I remember back when I was in college hearing about what was then termed the “professional student”, a person who stayed in college after completing a course of study and receiving a degree. Usually relying on his or her parents, the professional student would go on to another program and pursue another degree, putting off for as long as possible the necessity of getting a job. Of course, there is nothing wrong with learning and continuing to learn, but some form of application of that learning seems to be reasonable.
Nowadays, with my interest in various subjects continuing and changing over time, I can safely say I have never stopped learning. I just have not let the learning get in the way of working and earning a living at the same time as that professional student was alleged to have done.
Now, I don’t want you to confuse learning with mandatory continuing education requirements we find in many fields of thought. All too often in those situations you will see folks who sign in at the beginning and disappear at the first break. When the entity providing the CE figures this out and requires the attendees to be present to sign out at the end, these same folks are found working their smartphones, reading headlines, texting friends and colleagues or just about anything they can do to avoid actually learning.
I am sure a part of this ill behavior is that the “learning” is mandatory. Further, that some of the so-called learning is unhelpful, boring or even incorrect. When one has an interest in a subject and chooses to spend their own time and money pursuing it, that person will do some real learning and will have chosen quality resources to do that learning.
If you have experienced any trouble with continuing education requirements, perhaps you should consider taking control of your learning and find congenial and effective sources that satisfy you and also the requirements.
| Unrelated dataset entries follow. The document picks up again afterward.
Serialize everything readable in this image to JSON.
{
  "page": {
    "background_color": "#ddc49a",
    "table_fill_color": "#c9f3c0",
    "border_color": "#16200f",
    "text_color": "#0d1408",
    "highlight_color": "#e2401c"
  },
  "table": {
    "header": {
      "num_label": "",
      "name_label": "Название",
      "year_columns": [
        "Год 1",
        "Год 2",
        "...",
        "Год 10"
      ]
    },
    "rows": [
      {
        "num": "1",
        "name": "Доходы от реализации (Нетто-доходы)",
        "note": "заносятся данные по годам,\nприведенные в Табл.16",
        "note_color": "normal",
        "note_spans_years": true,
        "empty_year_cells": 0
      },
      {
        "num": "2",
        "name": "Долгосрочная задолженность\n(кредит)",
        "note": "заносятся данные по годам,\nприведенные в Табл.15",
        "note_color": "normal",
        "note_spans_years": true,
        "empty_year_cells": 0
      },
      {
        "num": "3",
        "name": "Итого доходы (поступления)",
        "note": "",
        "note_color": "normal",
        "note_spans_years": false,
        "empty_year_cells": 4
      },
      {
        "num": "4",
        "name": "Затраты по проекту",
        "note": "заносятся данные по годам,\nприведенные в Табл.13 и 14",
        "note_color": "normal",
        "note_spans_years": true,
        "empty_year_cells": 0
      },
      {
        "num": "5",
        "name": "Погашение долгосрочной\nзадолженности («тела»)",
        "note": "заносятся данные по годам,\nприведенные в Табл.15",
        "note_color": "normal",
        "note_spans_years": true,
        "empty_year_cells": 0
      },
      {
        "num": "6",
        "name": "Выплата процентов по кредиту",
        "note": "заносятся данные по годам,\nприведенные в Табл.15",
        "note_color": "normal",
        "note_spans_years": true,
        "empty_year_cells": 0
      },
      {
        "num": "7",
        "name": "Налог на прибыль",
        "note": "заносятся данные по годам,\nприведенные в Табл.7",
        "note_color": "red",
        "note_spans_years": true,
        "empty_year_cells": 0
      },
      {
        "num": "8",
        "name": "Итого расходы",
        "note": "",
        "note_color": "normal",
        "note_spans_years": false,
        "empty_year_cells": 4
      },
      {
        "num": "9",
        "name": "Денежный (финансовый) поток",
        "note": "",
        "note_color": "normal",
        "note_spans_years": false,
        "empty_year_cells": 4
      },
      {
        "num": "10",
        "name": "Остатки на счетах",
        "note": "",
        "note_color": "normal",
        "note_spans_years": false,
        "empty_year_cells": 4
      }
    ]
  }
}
It will be much better all round and leave you with better knowledge for what you do.